  11. The Food and Drug Administration (FDA) recommends that pregnant women can eat at least 8 ounces and up to 12 ounces (340 grams) of a variety of seafood lower in mercury per week.

  12. Furthermore, Walleye comprises significant amounts of essential minerals like calcium, phosphorus, and magnesium. In this marine fish, other trace elements commonly found are selenium and iodine.

See the table below for in depth analysis of nutrients:

Walleye (Sander vitreus)), raw, Nutritive value per 100 g. (Source: USDA National Nutrient data base)
Principle Nutrient Value Percent of RDA
Energy 93 Kcal 4.7%
Carbohydrates 0 g 0%
Protein 19.1 g 34%
Total Fat 1.22 g 6.1%
Cholesterol 86 mg 28%
Dietary Fiber 0 g 0%
Folates 15 μg 4%
Niacin 2.3 mg 14%
Pyridoxine 0.12 mg 9%
Riboflavin 0.207 mg 16%
Thiamin 0.27 mg 22.5%
Vitamin-A 70 IU 2.33%
Vitamin-C 0 mg 0%
Sodium 51 mg 3.4%
Potassium 389 mg 8%
Calcium 110 mg 11%
Iron 1.3 mg 16%
Magnesium 30 mg 7.5%
Phosphorus 210 mg 30%
Zinc 0.62 mg 5.7%
Omega-3 fats (PUFA)
EPA (20:5 n-3) 0.086 g --
DPA (22:5 n-3) 0.038 g --
DHA (22:6 n-3) 0.225 g --


When purchasing walleye fish, it is crucial to consider factors such as freshness, appearance, source, size, preparation, and sustainability. Larger walleye typically exhibit firmer texture and a more robust flavor profile. Various options are available, including whole (round), headless, dressed, fillets (skinless/skin-on), as well as frozen IQF fillets or IQF fingers, commonly found in seafood specialty stores.

To assess the freshness of whole walleye, inspect the flesh and skin, as clear, bright eyes are not necessarily indicative of freshness; rather, the eyes naturally appear flat and opaque. Additionally, ensure the walleye's skin appears bright and shiny, with intact scales. For filleted walleye, scrutinize the label to ensure it originates from clean, cold waters, which typically denotes higher quality.


If you possess fresh walleye and do not intend to cook it immediately, it can be refrigerated for up to 2-3 days. Ensure to store the fish in an airtight container or tightly wrap it in plastic to prevent air exposure, which can cause the flesh to dry out.


Walleye, a delicious cold-water fish, boasts abundant omega-3 fatty acids and protein. Its versatility in cooking methods—whether frying, grilling, or baking—makes it a favorite, although certain sizes or cuts may fare better with specific techniques.

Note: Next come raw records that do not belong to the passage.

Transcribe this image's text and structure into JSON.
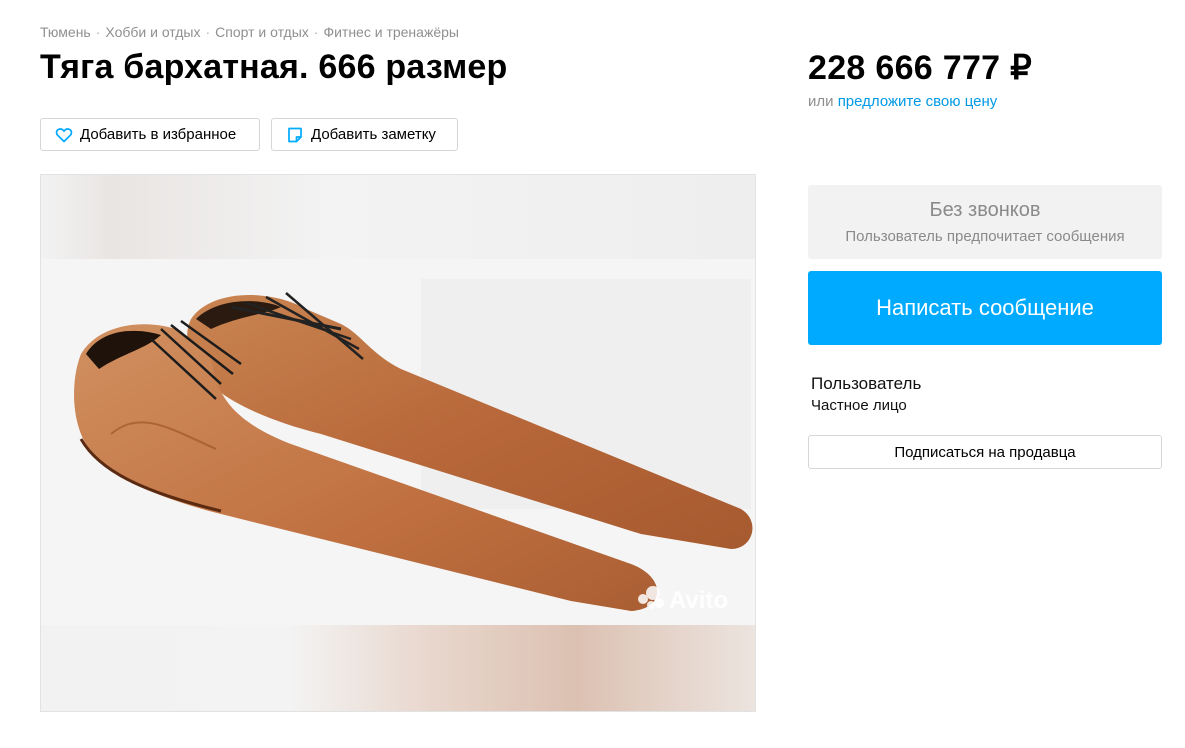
{
  "breadcrumbs": [
    "Тюмень",
    "Хобби и отдых",
    "Спорт и отдых",
    "Фитнес и тренажёры"
  ],
  "breadcrumb_separator": "·",
  "listing": {
    "title": "Тяга бархатная. 666 размер",
    "price": "228 666 777 ₽",
    "offer_prefix": "или",
    "offer_link": "предложите свою цену"
  },
  "actions": {
    "favorite_label": "Добавить в избранное",
    "note_label": "Добавить заметку"
  },
  "gallery": {
    "watermark": "Avito",
    "image_subject": "shoes"
  },
  "contact": {
    "no_calls_title": "Без звонков",
    "no_calls_subtitle": "Пользователь предпочитает сообщения",
    "message_button": "Написать сообщение"
  },
  "seller": {
    "name": "Пользователь",
    "type": "Частное лицо",
    "subscribe_button": "Подписаться на продавца"
  },
  "colors": {
    "accent": "#00aaff",
    "link": "#0099e6",
    "muted_text": "#8f8f8f",
    "leather": "#b8683a"
  },
  "icons": [
    "heart-icon",
    "note-icon"
  ]
}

Walleye fillets are prized for their thickness and succulent, sweet, mild flavor. With its minimal bones, walleye becomes even more appealing during the cooking process. While raw walleye displays a rich pink hue, it transforms into a clear white when cooked.

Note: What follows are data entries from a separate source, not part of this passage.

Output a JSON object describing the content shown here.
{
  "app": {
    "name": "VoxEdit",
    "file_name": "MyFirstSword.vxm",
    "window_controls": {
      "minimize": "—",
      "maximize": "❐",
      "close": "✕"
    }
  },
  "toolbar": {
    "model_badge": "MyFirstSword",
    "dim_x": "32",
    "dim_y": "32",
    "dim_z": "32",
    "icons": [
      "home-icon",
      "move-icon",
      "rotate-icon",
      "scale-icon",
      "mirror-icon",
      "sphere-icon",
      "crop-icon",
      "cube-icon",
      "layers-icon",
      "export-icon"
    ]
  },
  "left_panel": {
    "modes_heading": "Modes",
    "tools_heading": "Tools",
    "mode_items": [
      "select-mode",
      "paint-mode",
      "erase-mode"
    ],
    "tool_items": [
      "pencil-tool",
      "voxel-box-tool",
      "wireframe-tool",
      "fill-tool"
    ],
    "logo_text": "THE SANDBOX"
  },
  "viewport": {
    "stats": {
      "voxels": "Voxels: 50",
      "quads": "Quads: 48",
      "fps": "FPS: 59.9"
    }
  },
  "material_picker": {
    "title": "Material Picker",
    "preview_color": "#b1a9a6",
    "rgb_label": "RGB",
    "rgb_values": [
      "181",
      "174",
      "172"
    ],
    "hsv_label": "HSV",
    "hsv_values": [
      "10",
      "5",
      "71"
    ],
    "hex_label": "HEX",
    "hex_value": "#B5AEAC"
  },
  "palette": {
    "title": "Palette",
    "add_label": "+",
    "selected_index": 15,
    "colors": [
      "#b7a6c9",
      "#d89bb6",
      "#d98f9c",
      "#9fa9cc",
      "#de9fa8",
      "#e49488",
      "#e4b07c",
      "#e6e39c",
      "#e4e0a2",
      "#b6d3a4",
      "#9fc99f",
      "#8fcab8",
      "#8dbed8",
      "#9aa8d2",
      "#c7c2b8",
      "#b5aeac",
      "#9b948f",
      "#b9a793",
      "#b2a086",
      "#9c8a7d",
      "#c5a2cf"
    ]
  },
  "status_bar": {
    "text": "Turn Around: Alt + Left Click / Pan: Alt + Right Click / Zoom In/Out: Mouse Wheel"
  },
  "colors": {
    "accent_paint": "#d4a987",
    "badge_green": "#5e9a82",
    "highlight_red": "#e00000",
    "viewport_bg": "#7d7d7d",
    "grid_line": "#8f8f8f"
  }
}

Here are some serving ideas:

Avoid excessive seasoning or cooking techniques with walleye; simple preparations are the best way to showcase the succulent, delicate flavor.

walleye recipe
Walleye recipe. Credit: Edsel Little
  • For grilling, simply brush a fillet with lemon butter. If you must embellish the fish, use a light touch with sauces such as white wine, garlic, or dill.

  • Golden brown and crispy, pan-fried walleye is a popular dish in Canadian Great Lake restaurants.

  • Enjoy grilled walleye fillets seasoned with salt, pepper, and your favorite herbs and spices.

  • Baked walleye is a healthy alternative seasoned with salt, pepper, herbs, and spices. Bake for 15-20 minutes, until the fish is cooked through and flakes easily with a fork.

  • Serve hot walleye chowder with crusty bread.

  • Walleye fish cakes are a popular Minnesota state fair delicacy.

Safety Profile

According to the U.S. FDA guidelines, walleye fish, with methyl mercury levels ranging from 0.11 to 0.44 parts per million (ppm), falls into the "best choice" category for expectant and breastfeeding mothers. As per these guidelines, it is recommended to consume 2-3 servings of walleye per week. For more information, refer to the medical disclaimer.

Also read ≻≻-

≻≻- Arctic Char nutrition facts and health benefits.

≻≻- Chinook Salmon nutrition facts and health benefits.

≻≻- Atlantic Cod nutrition facts and health benefits.

≻≻- Brook Trout nutrition facts and health benefits.

≺≺ Back to Seafood from Walleye fish nutrition facts and health benefits.

Further reading (Links opens in new window):

  1. Walleye (S.vitreus).

  2. NOAA Fisheries-Fisheries and Oceans Canada.

  3. pregnancy-and-fish.

  4. USDA National Nutrient database.

  5. Omega-3 Fatty Acids: An Essential Contribution.